* Description of the task *
Report back every line of the entries that contains "text", exactly as written.

* Entries supplied *
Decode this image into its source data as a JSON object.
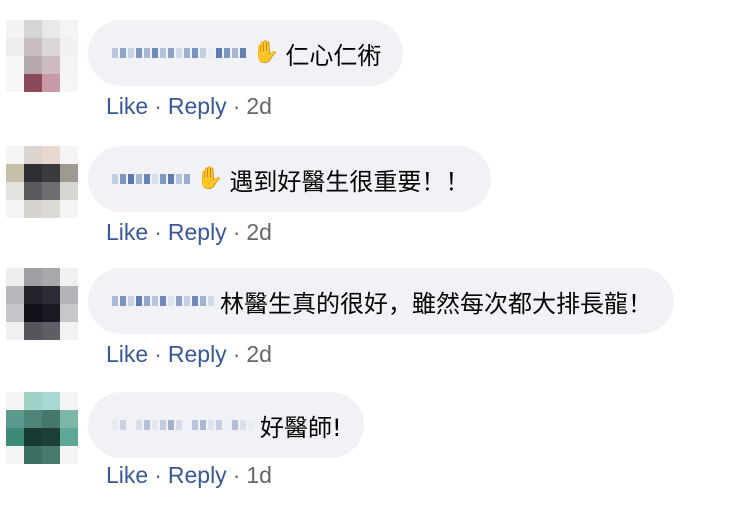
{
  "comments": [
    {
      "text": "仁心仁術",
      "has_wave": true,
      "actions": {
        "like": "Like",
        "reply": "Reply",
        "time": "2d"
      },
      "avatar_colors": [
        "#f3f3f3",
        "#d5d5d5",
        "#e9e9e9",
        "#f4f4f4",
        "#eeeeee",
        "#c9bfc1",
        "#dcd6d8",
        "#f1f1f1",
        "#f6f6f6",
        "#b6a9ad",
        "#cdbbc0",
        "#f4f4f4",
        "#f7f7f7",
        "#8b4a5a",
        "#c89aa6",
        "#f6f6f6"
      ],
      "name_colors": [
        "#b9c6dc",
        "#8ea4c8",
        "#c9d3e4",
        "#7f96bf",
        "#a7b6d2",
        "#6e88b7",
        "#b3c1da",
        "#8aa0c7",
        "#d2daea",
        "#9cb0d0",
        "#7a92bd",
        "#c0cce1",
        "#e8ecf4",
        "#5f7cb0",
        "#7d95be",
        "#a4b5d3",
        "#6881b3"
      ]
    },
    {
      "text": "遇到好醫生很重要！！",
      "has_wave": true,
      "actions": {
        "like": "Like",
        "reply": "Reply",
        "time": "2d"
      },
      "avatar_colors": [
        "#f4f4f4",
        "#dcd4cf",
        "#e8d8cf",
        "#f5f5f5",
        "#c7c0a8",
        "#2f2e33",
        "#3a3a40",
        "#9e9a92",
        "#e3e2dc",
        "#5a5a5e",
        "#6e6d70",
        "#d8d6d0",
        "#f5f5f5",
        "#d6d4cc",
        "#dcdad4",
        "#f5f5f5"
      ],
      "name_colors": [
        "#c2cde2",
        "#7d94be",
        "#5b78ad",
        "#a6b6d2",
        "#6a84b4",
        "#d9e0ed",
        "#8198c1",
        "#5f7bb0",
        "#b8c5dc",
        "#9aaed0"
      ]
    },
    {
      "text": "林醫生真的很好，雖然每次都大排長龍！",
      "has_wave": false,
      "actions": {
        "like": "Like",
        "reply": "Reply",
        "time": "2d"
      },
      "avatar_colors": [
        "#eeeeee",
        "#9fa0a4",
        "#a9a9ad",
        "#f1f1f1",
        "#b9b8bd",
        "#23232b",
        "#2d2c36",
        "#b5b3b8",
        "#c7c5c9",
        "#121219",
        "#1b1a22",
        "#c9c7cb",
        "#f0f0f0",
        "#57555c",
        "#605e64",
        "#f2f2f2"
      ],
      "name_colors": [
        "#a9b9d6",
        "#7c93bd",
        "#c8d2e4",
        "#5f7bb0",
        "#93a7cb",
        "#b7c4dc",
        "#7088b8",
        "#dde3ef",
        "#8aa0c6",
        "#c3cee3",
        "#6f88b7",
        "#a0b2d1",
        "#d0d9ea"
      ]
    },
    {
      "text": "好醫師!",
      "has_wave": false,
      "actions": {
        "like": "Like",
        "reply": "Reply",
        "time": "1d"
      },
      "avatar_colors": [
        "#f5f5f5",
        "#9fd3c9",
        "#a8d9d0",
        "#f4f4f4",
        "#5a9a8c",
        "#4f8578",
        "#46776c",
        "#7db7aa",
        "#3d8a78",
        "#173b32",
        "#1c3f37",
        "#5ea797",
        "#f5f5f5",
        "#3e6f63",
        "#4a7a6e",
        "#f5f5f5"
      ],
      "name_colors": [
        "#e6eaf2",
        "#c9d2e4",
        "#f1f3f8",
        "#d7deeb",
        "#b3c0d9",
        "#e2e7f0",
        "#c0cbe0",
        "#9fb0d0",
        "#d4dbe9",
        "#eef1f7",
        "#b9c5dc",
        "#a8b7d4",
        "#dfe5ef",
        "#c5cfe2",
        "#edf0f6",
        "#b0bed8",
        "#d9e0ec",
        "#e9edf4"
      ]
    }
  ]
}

* Result for this exercise *
      "text": "仁心仁術",
      "text": "遇到好醫生很重要！！",
      "text": "林醫生真的很好，雖然每次都大排長龍！",
      "text": "好醫師!",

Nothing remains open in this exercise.